The Nichols family has survived these past thirty seven years by being willing to do just about any job that came along; including picking up walnuts for cash our first year. Many of the local folk, who are well established and accustomed to life here in the hills, don’t waste their time on such endeavors. They frequently have numerous walnut trees and will allow them to be harvested on shares or just because. Until you’ve spent a month or two bent over scooping these rock-hard nuts into bucks and then heaving them into your pickup or trailer—you simply haven’t lived. The tannic acid in their hulls will stain your hands indelibly black—the only way to get it off is to wear it off. $6.00 a hundred weight was the going rate back in 1982 (I believe it was $15.00 this past year). For rookies a mounded pickup load looked like real money. But you have to drive into to a huller where you scoop them into a machine that strips off the outer shell, leaving just the nuts. Your great looking pickup load is suddenly reduced to a few large mesh bags worth of nuts. If memory serves me we only got around $40.00 per pickup load of back breaking work. But we were darn glad to get it and made several hundred dollars that year. Course it was a bumper year which may only occur once in every three or four—Mother Nature is a fickle lady.
When Barb finally moved onto the homestead, with our daughter and me, she immediately started looking for work. A local bank turned her down because she was used to making big city money (with AT&T) and wouldn’t be satisfied—or so she was told. She finally landed a gig waitressing for a couple bucks an hour and tips. From there she entered a certified nurse’s aid class at a local vo-tech school and ended up working at a care facility for the profoundly disabled. She spent a couple of years working as a legal assistant to a local prosecutor and five years or so at a local company that made floral arrangements for a national market. As our daughter grew older Barb eventually made the decision to start commuting into Springfield with me, where she worked in a chiropractor’s office, a hospital finance dept. and an orthopedic clinic.
Photo by jesse orrico on Unsplash

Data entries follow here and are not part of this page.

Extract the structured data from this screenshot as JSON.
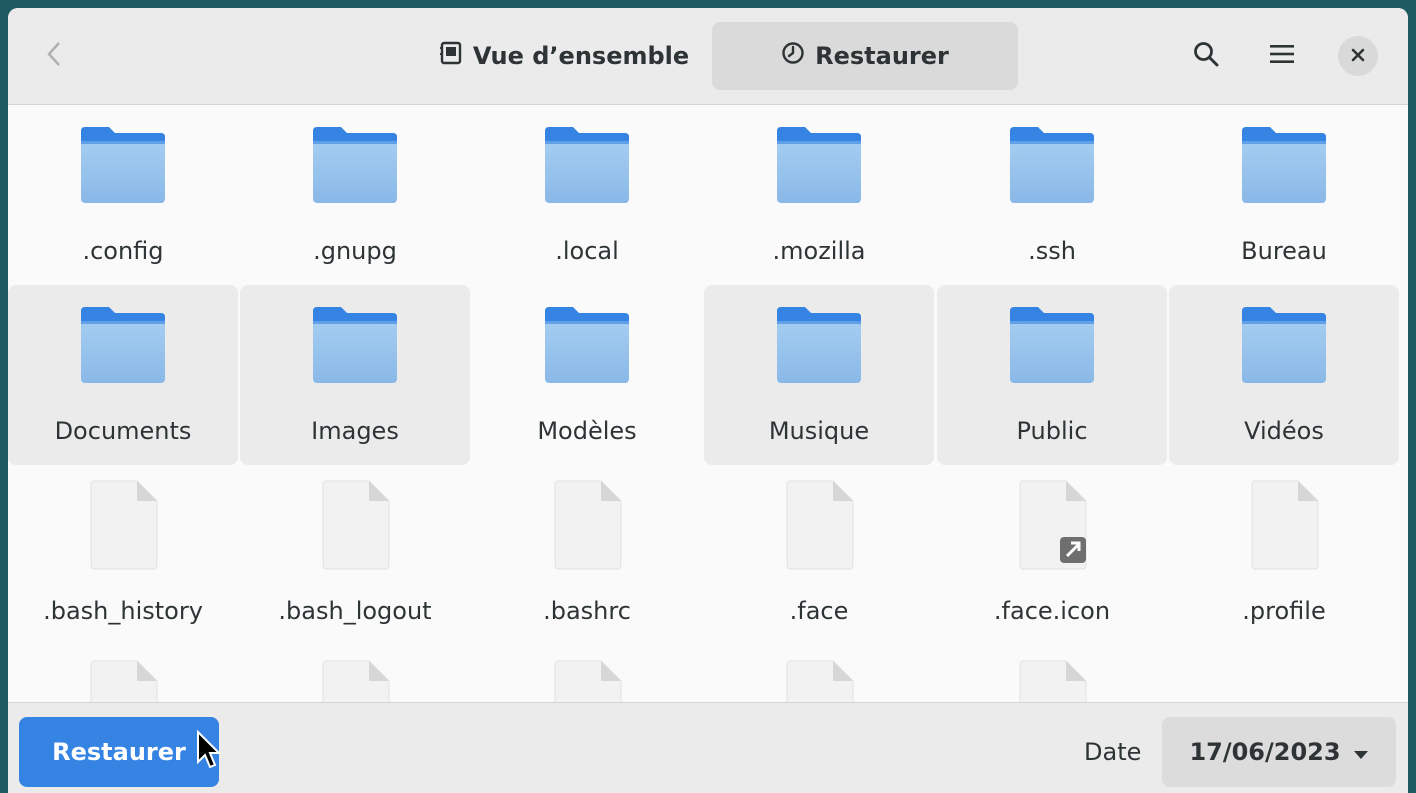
{
  "header": {
    "back_icon": "chevron-left-icon",
    "tabs": [
      {
        "label": "Vue d’ensemble",
        "icon": "overview-icon",
        "active": false
      },
      {
        "label": "Restaurer",
        "icon": "clock-icon",
        "active": true
      }
    ],
    "search_icon": "search-icon",
    "menu_icon": "hamburger-menu-icon",
    "close_icon": "close-icon"
  },
  "files": [
    {
      "name": ".config",
      "type": "folder",
      "selected": false
    },
    {
      "name": ".gnupg",
      "type": "folder",
      "selected": false
    },
    {
      "name": ".local",
      "type": "folder",
      "selected": false
    },
    {
      "name": ".mozilla",
      "type": "folder",
      "selected": false
    },
    {
      "name": ".ssh",
      "type": "folder",
      "selected": false
    },
    {
      "name": "Bureau",
      "type": "folder",
      "selected": false
    },
    {
      "name": "Documents",
      "type": "folder",
      "selected": true
    },
    {
      "name": "Images",
      "type": "folder",
      "selected": true
    },
    {
      "name": "Modèles",
      "type": "folder",
      "selected": false
    },
    {
      "name": "Musique",
      "type": "folder",
      "selected": true
    },
    {
      "name": "Public",
      "type": "folder",
      "selected": true
    },
    {
      "name": "Vidéos",
      "type": "folder",
      "selected": true
    },
    {
      "name": ".bash_history",
      "type": "file",
      "selected": false
    },
    {
      "name": ".bash_logout",
      "type": "file",
      "selected": false
    },
    {
      "name": ".bashrc",
      "type": "file",
      "selected": false
    },
    {
      "name": ".face",
      "type": "file",
      "selected": false
    },
    {
      "name": ".face.icon",
      "type": "symlink",
      "selected": false
    },
    {
      "name": ".profile",
      "type": "file",
      "selected": false
    },
    {
      "name": "",
      "type": "file",
      "selected": false
    },
    {
      "name": "",
      "type": "file",
      "selected": false
    },
    {
      "name": "",
      "type": "file",
      "selected": false
    },
    {
      "name": "",
      "type": "file",
      "selected": false
    },
    {
      "name": "",
      "type": "file",
      "selected": false
    }
  ],
  "footer": {
    "restore_label": "Restaurer",
    "date_label": "Date",
    "date_value": "17/06/2023"
  },
  "colors": {
    "accent": "#3584e4",
    "folder_tab": "#3584e4",
    "folder_body_top": "#a4cdf0",
    "folder_body_bottom": "#8ab8e8",
    "selection": "#ebebeb"
  }
}
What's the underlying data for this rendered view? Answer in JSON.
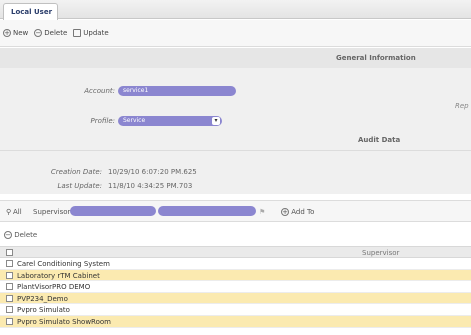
{
  "tab": {
    "label": "Local User"
  },
  "toolbar": {
    "new_label": "New",
    "delete_label": "Delete",
    "update_label": "Update"
  },
  "general": {
    "title": "General Information",
    "account_label": "Account:",
    "account_value": "service1",
    "profile_label": "Profile:",
    "profile_value": "Service",
    "rep_text": "Rep"
  },
  "audit": {
    "title": "Audit Data",
    "creation_label": "Creation Date:",
    "creation_value": "10/29/10 6:07:20 PM.625",
    "last_update_label": "Last Update:",
    "last_update_value": "11/8/10 4:34:25 PM.703"
  },
  "supervisor_bar": {
    "all_label": "All",
    "supervisor_label": "Supervisor:",
    "add_to_label": "Add To"
  },
  "list": {
    "delete_label": "Delete",
    "header_supervisor": "Supervisor",
    "rows": [
      "Carel Conditioning System",
      "Laboratory rTM Cabinet",
      "PlantVisorPRO DEMO",
      "PVP234_Demo",
      "Pvpro Simulato",
      "Pvpro Simulato ShowRoom"
    ]
  },
  "colors": {
    "pill": "#8b86d0",
    "row_highlight": "#fbeab0"
  }
}
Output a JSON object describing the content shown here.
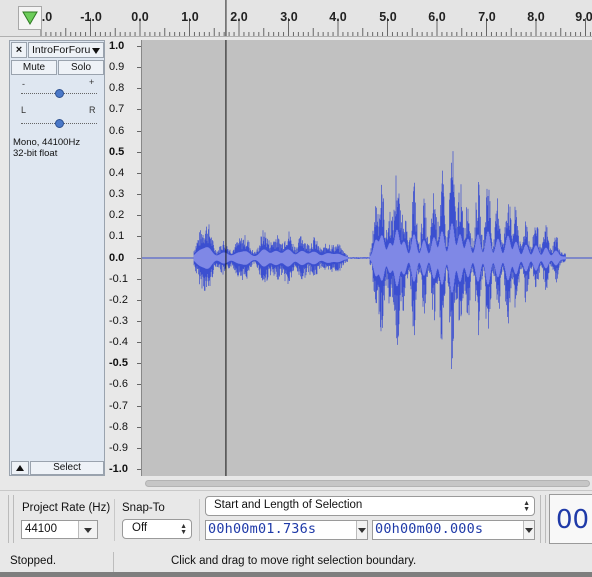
{
  "ruler": {
    "ticks": [
      "-1.0",
      "0.0",
      "1.0",
      "2.0",
      "3.0",
      "4.0",
      "5.0",
      "6.0",
      "7.0",
      "8.0",
      "9.0"
    ],
    "partial_left_tick": ".0"
  },
  "track": {
    "close_glyph": "×",
    "name": "IntroForForu",
    "mute_label": "Mute",
    "solo_label": "Solo",
    "gain_minus": "-",
    "gain_plus": "+",
    "pan_left": "L",
    "pan_right": "R",
    "gain_level": 0.5,
    "pan_level": 0.5,
    "info_line1": "Mono, 44100Hz",
    "info_line2": "32-bit float",
    "select_label": "Select"
  },
  "vertical_ruler": {
    "labels": [
      "1.0",
      "0.9",
      "0.8",
      "0.7",
      "0.6",
      "0.5",
      "0.4",
      "0.3",
      "0.2",
      "0.1",
      "0.0",
      "-0.1",
      "-0.2",
      "-0.3",
      "-0.4",
      "-0.5",
      "-0.6",
      "-0.7",
      "-0.8",
      "-0.9",
      "-1.0"
    ],
    "major": [
      "1.0",
      "0.5",
      "0.0",
      "-0.5",
      "-1.0"
    ]
  },
  "waveform": {
    "color": "#3b4fd0",
    "background": "#c1c1c1",
    "cursor_time_seconds": 1.736,
    "icons": [
      "play-head-triangle-icon"
    ]
  },
  "toolbar": {
    "project_rate_label": "Project Rate (Hz)",
    "project_rate_value": "44100",
    "snap_to_label": "Snap-To",
    "snap_to_value": "Off",
    "selection_mode": "Start and Length of Selection",
    "start_time": "00h00m01.736s",
    "length_time": "00h00m00.000s",
    "big_time_partial": "00"
  },
  "status": {
    "state": "Stopped.",
    "message": "Click and drag to move right selection boundary."
  }
}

During that first summer I put in for a job in the maintenance dept. of a small local college but never heard anything. I was turned down for a job doing maintenance for a restaurant chain in Springfield because I was a blood thirsty Viet Nam veteran—or so I was told. With no job on the horizon I agreed to build a pole roof over a trailer house at one of the retirement areas on a near by lake. I no sooner took the job when the college called and asked if I was still interested. You bet I was. An interview was arranged. The Superintendent of the maintenance dept. and I hit it right off. There was one problem—I had given my word to build the pole structure and intended to honor it, even if it meant losing the job I very much wanted. Fortunately the boss understood and told me that I could start just as soon as I fulfilled my prior commitment. Starting pay was $4.00 per hour and I was ecstatic to get it. Seven years would pass and the college became a university before our house was nearing completion and I decided it was time to go onto something new.
I tried my hand at running my own HVAC/Electrical service business for a couple of years and discovered that it just wasn’t my cup of tea. In 1990 I was accepted into the maintenance dept. of then Southwest Missouri State University. After nearly fifteen years of long commutes I retired in 2006 to pursue a new career co-managing a ninety-year-old private Ozark resort community. My co-manager Barb and I worked side by side there for over ten years before once again retiring in 2016.
Working away from the homestead, all of these years, has been what it’s taken to succeed at building our own home and cementing a lifestyle that we love.
Many of our jobs were low wage dead ends or places that we couldn’t abide but we always stuck it out until something better was available.
Moral—if you’re coming to the country either be prepared to do whatever you have to, to make it work, or bring plenty of money. And even that won’t guarantee success.
In Chapter Six we’ll look at ways other folks in these parts make a living.